MORE FROM

Sick of being "on call" nights and weekends? How to start saying no to your boss.

How to fight back if your boss makes you stay late, constantly check email, answer phone calls on weekends or perform other tasks that are destroying your work-life balance.

What will happen to health care? 3 possible scenarios — and how they’d affect you.

Your health insurance premiums, deductibles and out-of-pocket costs could change under new health care rules. What to know about potential shifts in the law and the prices you'll pay.

3 clever ways Gen Z is knocking down the cost of college

Monstrous student debt? No way. Teens are disrupting the old way of thinking about education.

The 10 best and worst US cities for stress

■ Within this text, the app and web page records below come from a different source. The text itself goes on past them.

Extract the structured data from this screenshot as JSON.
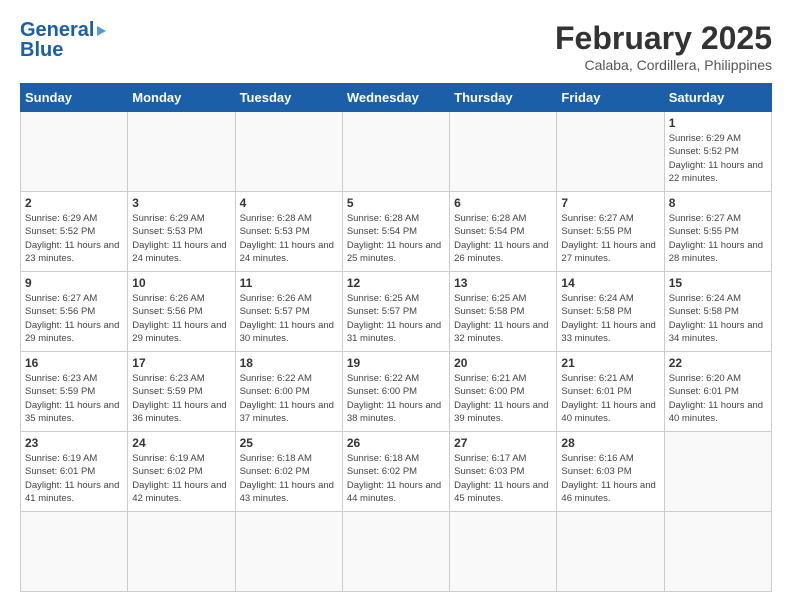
{
  "logo": {
    "general": "General",
    "blue": "Blue"
  },
  "title": "February 2025",
  "subtitle": "Calaba, Cordillera, Philippines",
  "weekdays": [
    "Sunday",
    "Monday",
    "Tuesday",
    "Wednesday",
    "Thursday",
    "Friday",
    "Saturday"
  ],
  "days": [
    {
      "date": null,
      "info": null
    },
    {
      "date": null,
      "info": null
    },
    {
      "date": null,
      "info": null
    },
    {
      "date": null,
      "info": null
    },
    {
      "date": null,
      "info": null
    },
    {
      "date": null,
      "info": null
    },
    {
      "date": "1",
      "info": "Sunrise: 6:29 AM\nSunset: 5:52 PM\nDaylight: 11 hours and 22 minutes."
    },
    {
      "date": "2",
      "info": "Sunrise: 6:29 AM\nSunset: 5:52 PM\nDaylight: 11 hours and 23 minutes."
    },
    {
      "date": "3",
      "info": "Sunrise: 6:29 AM\nSunset: 5:53 PM\nDaylight: 11 hours and 24 minutes."
    },
    {
      "date": "4",
      "info": "Sunrise: 6:28 AM\nSunset: 5:53 PM\nDaylight: 11 hours and 24 minutes."
    },
    {
      "date": "5",
      "info": "Sunrise: 6:28 AM\nSunset: 5:54 PM\nDaylight: 11 hours and 25 minutes."
    },
    {
      "date": "6",
      "info": "Sunrise: 6:28 AM\nSunset: 5:54 PM\nDaylight: 11 hours and 26 minutes."
    },
    {
      "date": "7",
      "info": "Sunrise: 6:27 AM\nSunset: 5:55 PM\nDaylight: 11 hours and 27 minutes."
    },
    {
      "date": "8",
      "info": "Sunrise: 6:27 AM\nSunset: 5:55 PM\nDaylight: 11 hours and 28 minutes."
    },
    {
      "date": "9",
      "info": "Sunrise: 6:27 AM\nSunset: 5:56 PM\nDaylight: 11 hours and 29 minutes."
    },
    {
      "date": "10",
      "info": "Sunrise: 6:26 AM\nSunset: 5:56 PM\nDaylight: 11 hours and 29 minutes."
    },
    {
      "date": "11",
      "info": "Sunrise: 6:26 AM\nSunset: 5:57 PM\nDaylight: 11 hours and 30 minutes."
    },
    {
      "date": "12",
      "info": "Sunrise: 6:25 AM\nSunset: 5:57 PM\nDaylight: 11 hours and 31 minutes."
    },
    {
      "date": "13",
      "info": "Sunrise: 6:25 AM\nSunset: 5:58 PM\nDaylight: 11 hours and 32 minutes."
    },
    {
      "date": "14",
      "info": "Sunrise: 6:24 AM\nSunset: 5:58 PM\nDaylight: 11 hours and 33 minutes."
    },
    {
      "date": "15",
      "info": "Sunrise: 6:24 AM\nSunset: 5:58 PM\nDaylight: 11 hours and 34 minutes."
    },
    {
      "date": "16",
      "info": "Sunrise: 6:23 AM\nSunset: 5:59 PM\nDaylight: 11 hours and 35 minutes."
    },
    {
      "date": "17",
      "info": "Sunrise: 6:23 AM\nSunset: 5:59 PM\nDaylight: 11 hours and 36 minutes."
    },
    {
      "date": "18",
      "info": "Sunrise: 6:22 AM\nSunset: 6:00 PM\nDaylight: 11 hours and 37 minutes."
    },
    {
      "date": "19",
      "info": "Sunrise: 6:22 AM\nSunset: 6:00 PM\nDaylight: 11 hours and 38 minutes."
    },
    {
      "date": "20",
      "info": "Sunrise: 6:21 AM\nSunset: 6:00 PM\nDaylight: 11 hours and 39 minutes."
    },
    {
      "date": "21",
      "info": "Sunrise: 6:21 AM\nSunset: 6:01 PM\nDaylight: 11 hours and 40 minutes."
    },
    {
      "date": "22",
      "info": "Sunrise: 6:20 AM\nSunset: 6:01 PM\nDaylight: 11 hours and 40 minutes."
    },
    {
      "date": "23",
      "info": "Sunrise: 6:19 AM\nSunset: 6:01 PM\nDaylight: 11 hours and 41 minutes."
    },
    {
      "date": "24",
      "info": "Sunrise: 6:19 AM\nSunset: 6:02 PM\nDaylight: 11 hours and 42 minutes."
    },
    {
      "date": "25",
      "info": "Sunrise: 6:18 AM\nSunset: 6:02 PM\nDaylight: 11 hours and 43 minutes."
    },
    {
      "date": "26",
      "info": "Sunrise: 6:18 AM\nSunset: 6:02 PM\nDaylight: 11 hours and 44 minutes."
    },
    {
      "date": "27",
      "info": "Sunrise: 6:17 AM\nSunset: 6:03 PM\nDaylight: 11 hours and 45 minutes."
    },
    {
      "date": "28",
      "info": "Sunrise: 6:16 AM\nSunset: 6:03 PM\nDaylight: 11 hours and 46 minutes."
    },
    {
      "date": null,
      "info": null
    },
    {
      "date": null,
      "info": null
    },
    {
      "date": null,
      "info": null
    },
    {
      "date": null,
      "info": null
    },
    {
      "date": null,
      "info": null
    },
    {
      "date": null,
      "info": null
    },
    {
      "date": null,
      "info": null
    }
  ]
}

Reduce stress and relax more by moving to one of these best places in America for a chill job, happy family and healthy lifestyle.

5 smart summer reads to make you richer, happier and more successful

These top new books about money and success may inspire you to make big life and career changes this summer.

Here’s how much childcare really costs in 2017

Child care can cost more than $30,000 a year, according to a new survey. And many families spend 20% of their income to foot the bill.

Sick of being "on call" nights and weekends? How to start saying no to your boss.

How to fight back if your boss makes you stay late, constantly check email, answer phone calls on weekends or perform other tasks that are destroying your work-life balance.

What will happen to health care? 3 possible scenarios — and how they’d affect you.

Your health insurance premiums, deductibles and out-of-pocket costs could change under new health care rules. What to know about potential shifts in the law and the prices you'll pay.

3 clever ways Gen Z is knocking down the cost of college

Monstrous student debt? No way. Teens are disrupting the old way of thinking about education.

The 10 best and worst US cities for stress

Reduce stress and relax more by moving to one of these best places in America for a chill job, happy family and healthy lifestyle.

5 smart summer reads to make you richer, happier and more successful

These top new books about money and success may inspire you to make big life and career changes this summer.

Here’s how much childcare really costs in 2017

Child care can cost more than $30,000 a year, according to a new survey. And many families spend 20% of their income to foot the bill.